By definition, educational psychologists, who must be certified by the Department of Education as a condition of
licensure, may render preventive, developmental or remedial services that include the facilitation of learning and the
promotion of mental health. These services should not be covered by health plans as they are intended more for
educational purposes than for the medically necessary treatment of any illness or disease. Payment for non-health
care services that take place in settings other than a medical facility should be the responsibility of the appropriate
public sector entities, as opposed to shifting the cost of these services onto health plans. Requiring health plans to
pay for non-medical services would represent an expansion of what health insurance is intended to be, adding to the
cost of coverage.

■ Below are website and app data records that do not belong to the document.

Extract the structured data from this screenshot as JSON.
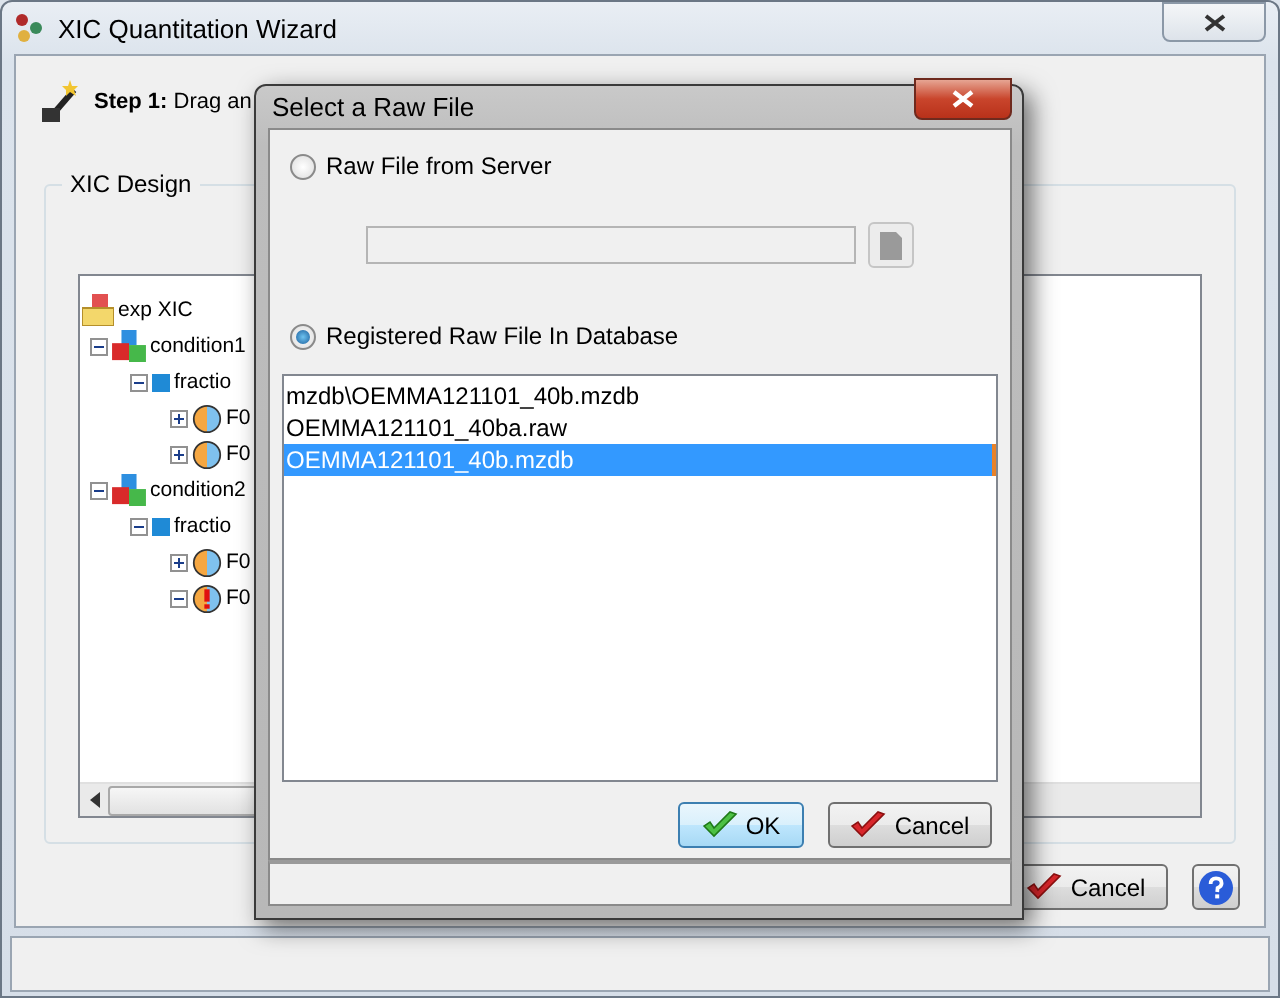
{
  "window": {
    "title": "XIC Quantitation Wizard"
  },
  "step": {
    "text": "**Step 1:** Drag an"
  },
  "group": {
    "title": "XIC Design"
  },
  "tree": [
    {
      "label": "exp XIC",
      "kind": "experiment",
      "children": [
        {
          "label": "condition1",
          "kind": "condition",
          "expanded": true,
          "children": [
            {
              "label": "fractio",
              "kind": "fraction",
              "expanded": true,
              "children": [
                {
                  "label": "F0",
                  "kind": "sample",
                  "expanded": false
                },
                {
                  "label": "F0",
                  "kind": "sample",
                  "expanded": false
                }
              ]
            }
          ]
        },
        {
          "label": "condition2",
          "kind": "condition",
          "expanded": true,
          "children": [
            {
              "label": "fractio",
              "kind": "fraction",
              "expanded": true,
              "children": [
                {
                  "label": "F0",
                  "kind": "sample",
                  "expanded": false
                },
                {
                  "label": "F0",
                  "kind": "sample_warning",
                  "expanded": true
                }
              ]
            }
          ]
        }
      ]
    }
  ],
  "footer_buttons": [
    {
      "label": "Cancel",
      "kind": "cancel"
    },
    {
      "kind": "help"
    }
  ],
  "dialog": {
    "title": "Select a Raw File",
    "options": [
      {
        "label": "Raw File from Server",
        "selected": false
      },
      {
        "label": "Registered Raw File In Database",
        "selected": true
      }
    ],
    "files": [
      {
        "name": "mzdb\\OEMMA121101_40b.mzdb",
        "selected": false
      },
      {
        "name": "OEMMA121101_40ba.raw",
        "selected": false
      },
      {
        "name": "OEMMA121101_40b.mzdb",
        "selected": true
      }
    ],
    "buttons": [
      {
        "label": "OK",
        "kind": "ok"
      },
      {
        "label": "Cancel",
        "kind": "cancel"
      }
    ]
  }
}
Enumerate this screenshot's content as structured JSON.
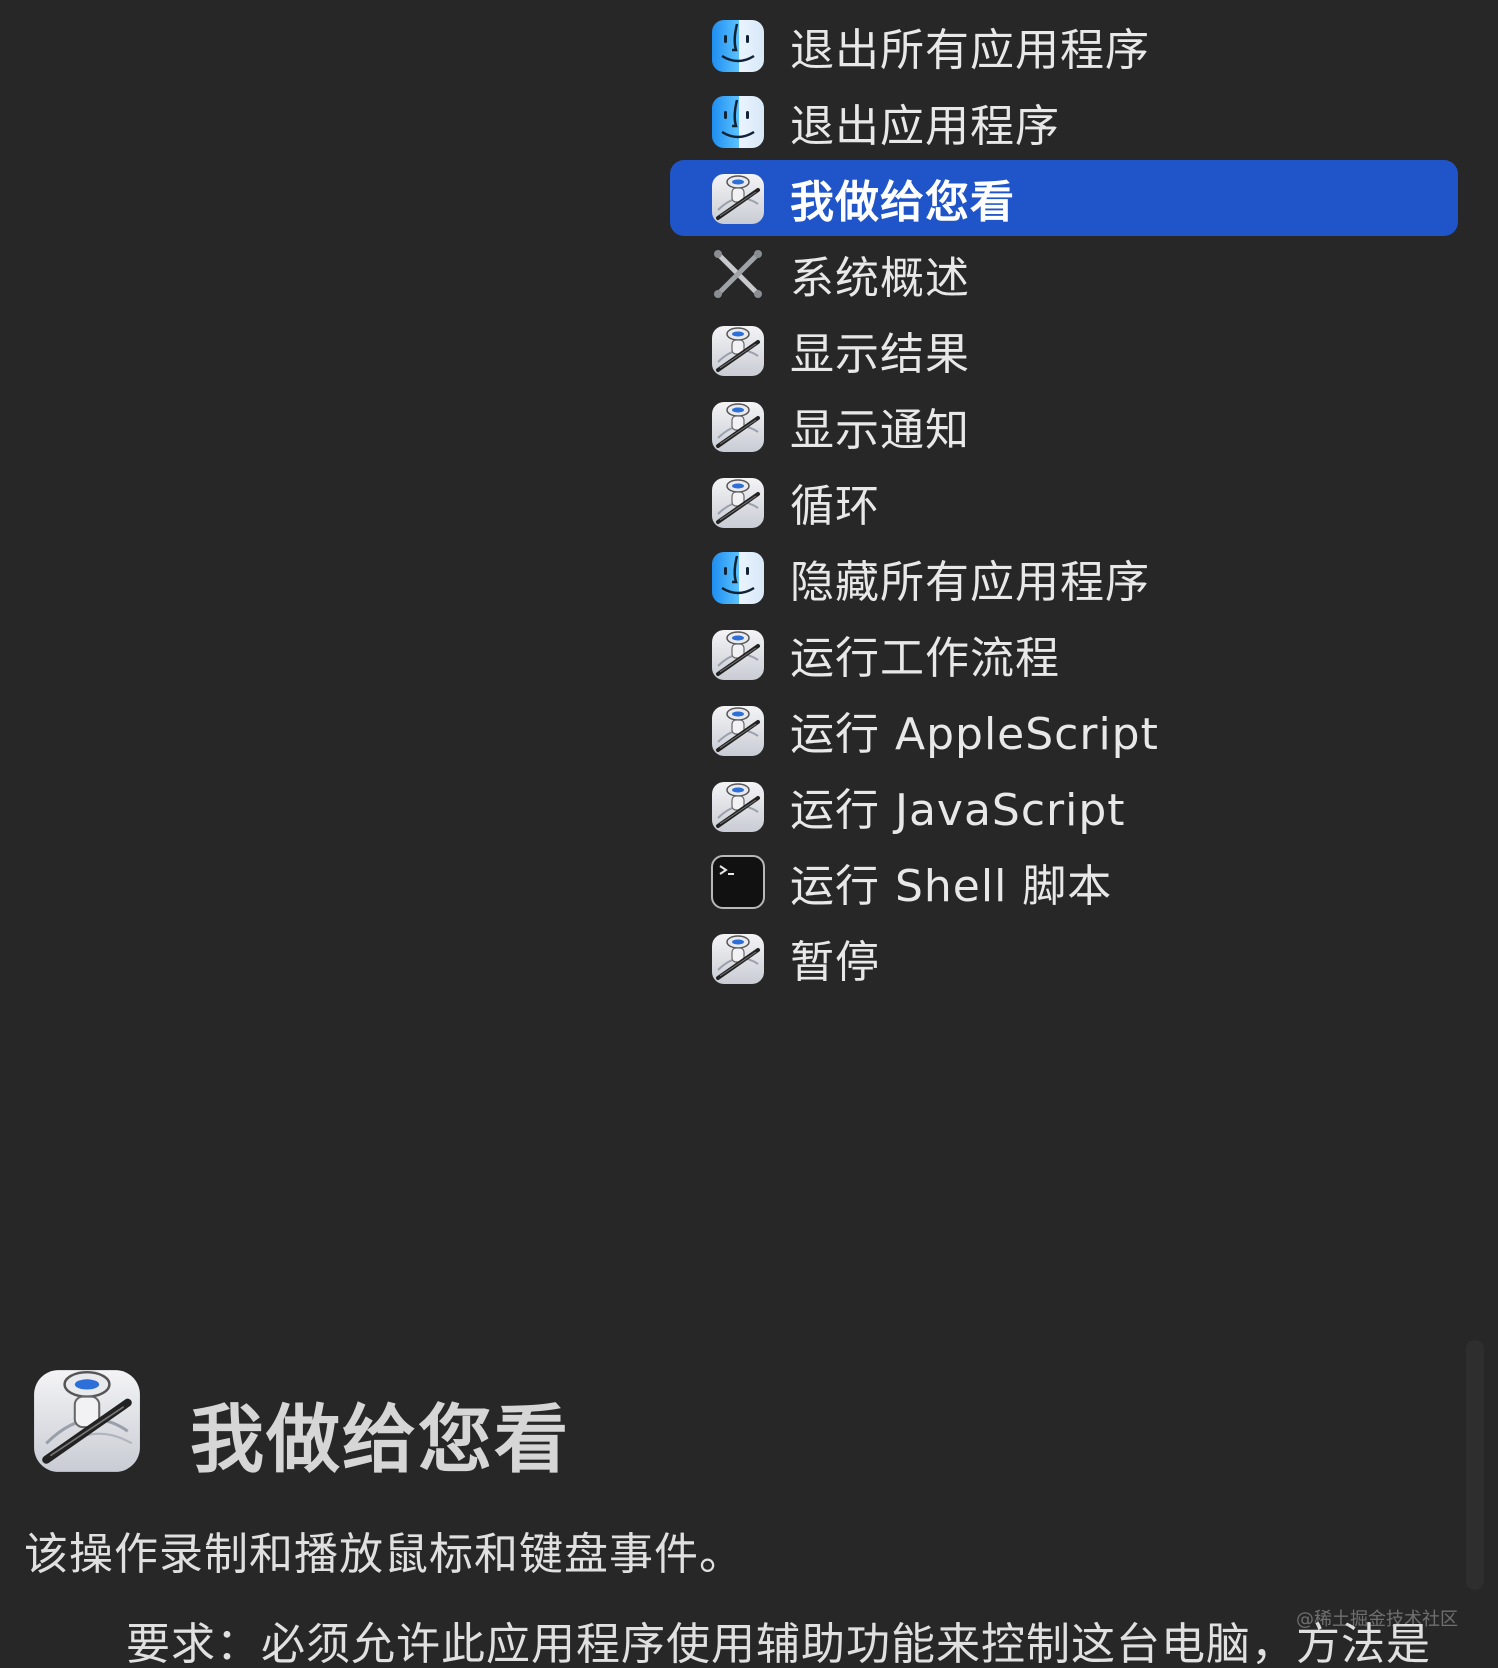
{
  "action_list": {
    "items": [
      {
        "label": "退出所有应用程序",
        "icon": "finder-icon"
      },
      {
        "label": "退出应用程序",
        "icon": "finder-icon"
      },
      {
        "label": "我做给您看",
        "icon": "automator-icon",
        "selected": true
      },
      {
        "label": "系统概述",
        "icon": "system-tools-icon"
      },
      {
        "label": "显示结果",
        "icon": "automator-icon"
      },
      {
        "label": "显示通知",
        "icon": "automator-icon"
      },
      {
        "label": "循环",
        "icon": "automator-icon"
      },
      {
        "label": "隐藏所有应用程序",
        "icon": "finder-icon"
      },
      {
        "label": "运行工作流程",
        "icon": "automator-icon"
      },
      {
        "label": "运行 AppleScript",
        "icon": "automator-icon"
      },
      {
        "label": "运行 JavaScript",
        "icon": "automator-icon"
      },
      {
        "label": "运行 Shell 脚本",
        "icon": "terminal-icon"
      },
      {
        "label": "暂停",
        "icon": "automator-icon"
      }
    ]
  },
  "detail": {
    "title": "我做给您看",
    "description": "该操作录制和播放鼠标和键盘事件。",
    "requirement": "要求：必须允许此应用程序使用辅助功能来控制这台电脑，方法是"
  },
  "watermark": "@稀土掘金技术社区",
  "colors": {
    "background": "#272727",
    "selection": "#1f55c8",
    "text": "#e8e8e8"
  }
}
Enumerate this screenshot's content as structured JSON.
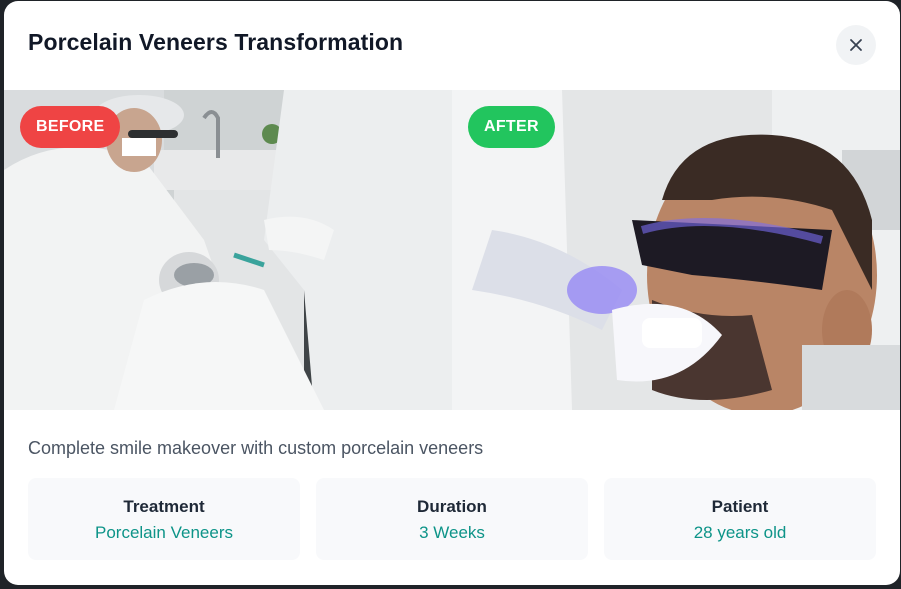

Further, educational psychologists are not required to have the same amount of supervised clinical experience as
other licensed mental health practitioners. Licensed educational psychologists are only required to have had 30
hours of supervision, whereas licensed mental health counselors are required to have had 200 hours of supervised
clinical experience. This supervised instruction is an important component in the overall training of mental health
providers.

There is ample evidence to indicate that health plan members have sufficient access to mental health services.
According to statistics compiled by the state's Bureau of Managed Care, in 2003, Massachusetts health plans
covered over 2 million mental health visits and more than 90,000 mental health inpatient days for the treatment of
major depression, attention deficit hyperactivity disorder, eating disorders, and chemical dependency. Through the
first six months of 2004, Massachusetts health plans covered nearly 1.1 million mental health visits and over 44,000
mental health inpatient days.

The very low numbers of external complaints regarding access to mental health care services demonstrates that
health plan members are able to access necessary services. For example, in 2004, the Office of Patient Protection
received only 89 eligible appeals that concerned mental health issues, down from 156 eligible cases in 2003. Nearly
3 million fully insured Massachusetts residents are eligible for the state's external appeals program. The low number
of external appeals based on mental health demonstrates that the state's health plans maintain a high level of quality
and access to needed care regardless of whether mental health services are administered directly or through a
contracted mental health vendor.

In general, MAHP opposes mandating health care benefits because it removes the flexibility employers and
consumers need to manage their health care costs and can lead to significant increases in the cost of coverage. In its
January 2002 report, the Massachusetts Health Care Task Force found that mandates enacted by the Massachusetts
Legislature have significantly contributed to the rising cost of health insurance. The Task Force report went on to
state that "To avoid losing private sector coverage in the face of cost increases, flexibility in design is needed."

Adding new mandates also will encourage more employers to self-insure and avoid benefits required by the state.
Employers that do not or cannot self-insure, typically small businesses, would be compelled to include benefits they
do not desire, which may result in them either shifting the additional costs to their employees or ceasing to offer
health insurance altogether.

While any one mandate may not significantly increase the cost of coverage, the cumulative effect over time of
adding mandate on top of mandate can and does affect cost. For example, the cost of the 11 proposed mandates
DHCFP has examined since the mandate review law passed could collectively cost as much as $165 million in new
health care spending if all were to become law.

Again, we appreciate the opportunity to offer our comments on this issue. Please let me know if you have any
questions or if there is any other information we can provide.

Sincerely,



Marylou Buyse, M.D.
President

				
DOCUMENT INFO
Shared By:
Categories:
Tags:
Stats:
views:3
posted:5/11/2010
language:English
pages:33